Jim Hartman, of Columbia, voted for former Florida Gov. Jeb Bush, even though he wasn’t optimistic about his chances.

“I look at his experience and track record and I think he can better fix complicated issues like illegal immigration,” Hartman told TheBlaze. “It’s an uphill climb for him. He’s not vicious and he can’t attack the way Trump can.”

Mark Humphreyville, of Aiken, South Carolina, voted for based on the track record of Cruz. He also feels better about Cruz nominating Supreme Court justices.

“He’ll protect the Second Amendment,” Humphreyville  told TheBlaze. “He’s the candidate I trust to replace [Antonin] Scalia with a conservative.

Andy Kurtz voted in Greenville earlier in the day but was in Columbia later during primary day. He said he voted for Ohio Gov. John Kasich.

“John Kasich is the most logical and reasonable candidate running,” Kurtz told TheBlaze. “He’s a middle of the road moderate who can get things done. I hope he has a chance here. It’s an uphill battle, but we need someone who isn’t polarizing.”

Tom Johnson, of Columbia, insisted that Trump is just the candidate the country needs.
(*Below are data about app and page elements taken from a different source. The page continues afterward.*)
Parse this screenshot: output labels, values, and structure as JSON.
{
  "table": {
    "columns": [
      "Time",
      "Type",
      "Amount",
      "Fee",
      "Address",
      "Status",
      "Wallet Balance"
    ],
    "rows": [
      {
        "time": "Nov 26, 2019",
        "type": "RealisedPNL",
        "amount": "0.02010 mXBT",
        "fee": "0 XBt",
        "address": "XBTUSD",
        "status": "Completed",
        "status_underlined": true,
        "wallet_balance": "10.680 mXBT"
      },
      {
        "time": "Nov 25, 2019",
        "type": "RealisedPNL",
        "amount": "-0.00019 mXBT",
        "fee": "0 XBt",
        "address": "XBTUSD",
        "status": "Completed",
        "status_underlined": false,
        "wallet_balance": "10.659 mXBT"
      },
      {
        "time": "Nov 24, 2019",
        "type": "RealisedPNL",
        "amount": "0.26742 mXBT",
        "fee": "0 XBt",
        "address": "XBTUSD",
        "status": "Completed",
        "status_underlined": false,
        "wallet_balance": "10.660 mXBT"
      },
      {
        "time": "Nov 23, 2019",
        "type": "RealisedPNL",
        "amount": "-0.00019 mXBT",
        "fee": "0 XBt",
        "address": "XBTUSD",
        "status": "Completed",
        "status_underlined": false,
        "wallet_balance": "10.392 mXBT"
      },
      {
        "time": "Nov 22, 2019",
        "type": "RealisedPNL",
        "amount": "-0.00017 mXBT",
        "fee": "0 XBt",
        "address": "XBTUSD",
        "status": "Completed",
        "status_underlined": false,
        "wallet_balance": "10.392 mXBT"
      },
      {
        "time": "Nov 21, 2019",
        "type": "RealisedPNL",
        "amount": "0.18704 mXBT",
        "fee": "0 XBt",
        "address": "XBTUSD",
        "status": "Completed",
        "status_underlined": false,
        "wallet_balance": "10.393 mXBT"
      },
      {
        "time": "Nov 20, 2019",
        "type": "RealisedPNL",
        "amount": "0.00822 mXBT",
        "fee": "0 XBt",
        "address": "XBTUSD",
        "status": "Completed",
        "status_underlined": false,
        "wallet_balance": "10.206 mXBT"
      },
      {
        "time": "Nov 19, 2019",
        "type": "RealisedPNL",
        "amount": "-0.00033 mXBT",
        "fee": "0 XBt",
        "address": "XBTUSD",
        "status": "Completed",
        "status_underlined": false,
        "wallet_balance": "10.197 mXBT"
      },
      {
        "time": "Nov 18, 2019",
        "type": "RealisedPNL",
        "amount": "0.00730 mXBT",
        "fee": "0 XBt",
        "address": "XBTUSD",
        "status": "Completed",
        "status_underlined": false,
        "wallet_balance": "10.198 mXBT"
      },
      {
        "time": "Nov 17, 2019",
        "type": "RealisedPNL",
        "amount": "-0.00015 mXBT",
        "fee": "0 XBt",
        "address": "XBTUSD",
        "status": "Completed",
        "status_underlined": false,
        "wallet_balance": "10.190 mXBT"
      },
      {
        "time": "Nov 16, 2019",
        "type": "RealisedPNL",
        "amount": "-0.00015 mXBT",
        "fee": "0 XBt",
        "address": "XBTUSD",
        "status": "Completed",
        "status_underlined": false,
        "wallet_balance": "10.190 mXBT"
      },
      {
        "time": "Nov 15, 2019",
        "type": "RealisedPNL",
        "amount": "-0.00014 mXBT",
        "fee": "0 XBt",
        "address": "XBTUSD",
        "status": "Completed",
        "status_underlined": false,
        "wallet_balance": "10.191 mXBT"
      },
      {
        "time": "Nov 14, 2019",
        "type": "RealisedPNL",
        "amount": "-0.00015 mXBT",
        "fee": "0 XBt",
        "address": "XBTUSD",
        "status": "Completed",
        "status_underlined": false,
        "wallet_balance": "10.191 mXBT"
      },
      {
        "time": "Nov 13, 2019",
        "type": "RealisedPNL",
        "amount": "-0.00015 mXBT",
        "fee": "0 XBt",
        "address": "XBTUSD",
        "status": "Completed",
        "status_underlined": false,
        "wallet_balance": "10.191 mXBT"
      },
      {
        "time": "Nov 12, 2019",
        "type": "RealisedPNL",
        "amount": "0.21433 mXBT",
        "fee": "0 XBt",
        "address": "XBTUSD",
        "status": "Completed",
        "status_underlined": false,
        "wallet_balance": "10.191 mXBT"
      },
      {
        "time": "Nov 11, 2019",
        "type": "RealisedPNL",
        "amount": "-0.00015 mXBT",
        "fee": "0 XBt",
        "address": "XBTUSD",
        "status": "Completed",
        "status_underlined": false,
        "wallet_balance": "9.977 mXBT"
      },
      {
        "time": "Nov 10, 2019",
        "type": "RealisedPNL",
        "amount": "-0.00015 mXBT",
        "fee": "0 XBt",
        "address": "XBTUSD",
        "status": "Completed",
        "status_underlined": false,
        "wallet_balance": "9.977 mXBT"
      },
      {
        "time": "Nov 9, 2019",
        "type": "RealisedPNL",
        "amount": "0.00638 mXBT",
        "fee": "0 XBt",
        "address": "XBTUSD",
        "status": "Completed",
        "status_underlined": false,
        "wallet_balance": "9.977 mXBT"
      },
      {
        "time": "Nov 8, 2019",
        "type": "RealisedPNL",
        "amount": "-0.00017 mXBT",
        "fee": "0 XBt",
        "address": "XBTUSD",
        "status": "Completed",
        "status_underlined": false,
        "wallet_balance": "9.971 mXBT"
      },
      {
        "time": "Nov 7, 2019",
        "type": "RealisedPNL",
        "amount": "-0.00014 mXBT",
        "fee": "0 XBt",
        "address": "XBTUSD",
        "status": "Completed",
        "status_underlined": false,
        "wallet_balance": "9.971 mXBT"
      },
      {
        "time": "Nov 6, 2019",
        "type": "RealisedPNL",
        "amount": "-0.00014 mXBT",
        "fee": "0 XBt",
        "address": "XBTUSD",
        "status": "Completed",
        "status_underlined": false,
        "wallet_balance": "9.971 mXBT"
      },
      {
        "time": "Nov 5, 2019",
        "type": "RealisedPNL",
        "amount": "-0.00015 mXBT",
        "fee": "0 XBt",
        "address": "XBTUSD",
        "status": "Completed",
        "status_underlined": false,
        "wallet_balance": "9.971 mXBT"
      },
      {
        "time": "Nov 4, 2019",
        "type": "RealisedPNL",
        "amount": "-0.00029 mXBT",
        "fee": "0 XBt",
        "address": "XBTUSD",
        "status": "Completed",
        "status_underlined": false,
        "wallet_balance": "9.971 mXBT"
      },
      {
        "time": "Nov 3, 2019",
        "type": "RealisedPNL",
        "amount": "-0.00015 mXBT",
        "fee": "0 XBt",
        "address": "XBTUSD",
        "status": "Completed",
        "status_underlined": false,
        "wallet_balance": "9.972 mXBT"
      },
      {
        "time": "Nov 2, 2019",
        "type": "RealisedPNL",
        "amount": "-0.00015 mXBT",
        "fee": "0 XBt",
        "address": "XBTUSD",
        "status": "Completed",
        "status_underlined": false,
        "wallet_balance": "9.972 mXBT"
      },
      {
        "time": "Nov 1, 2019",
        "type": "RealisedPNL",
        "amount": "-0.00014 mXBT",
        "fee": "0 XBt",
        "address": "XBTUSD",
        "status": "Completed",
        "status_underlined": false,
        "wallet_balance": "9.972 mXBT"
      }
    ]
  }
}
“We need change. We need the government to be run like a business,” Johnson told TheBlaze. “He’s a man of action. Rubio and Cruz are my age. They don’t have much experience, and what experience they have is in politics not business. Trump’s personality takes some getting used to, but he’s what we need now.”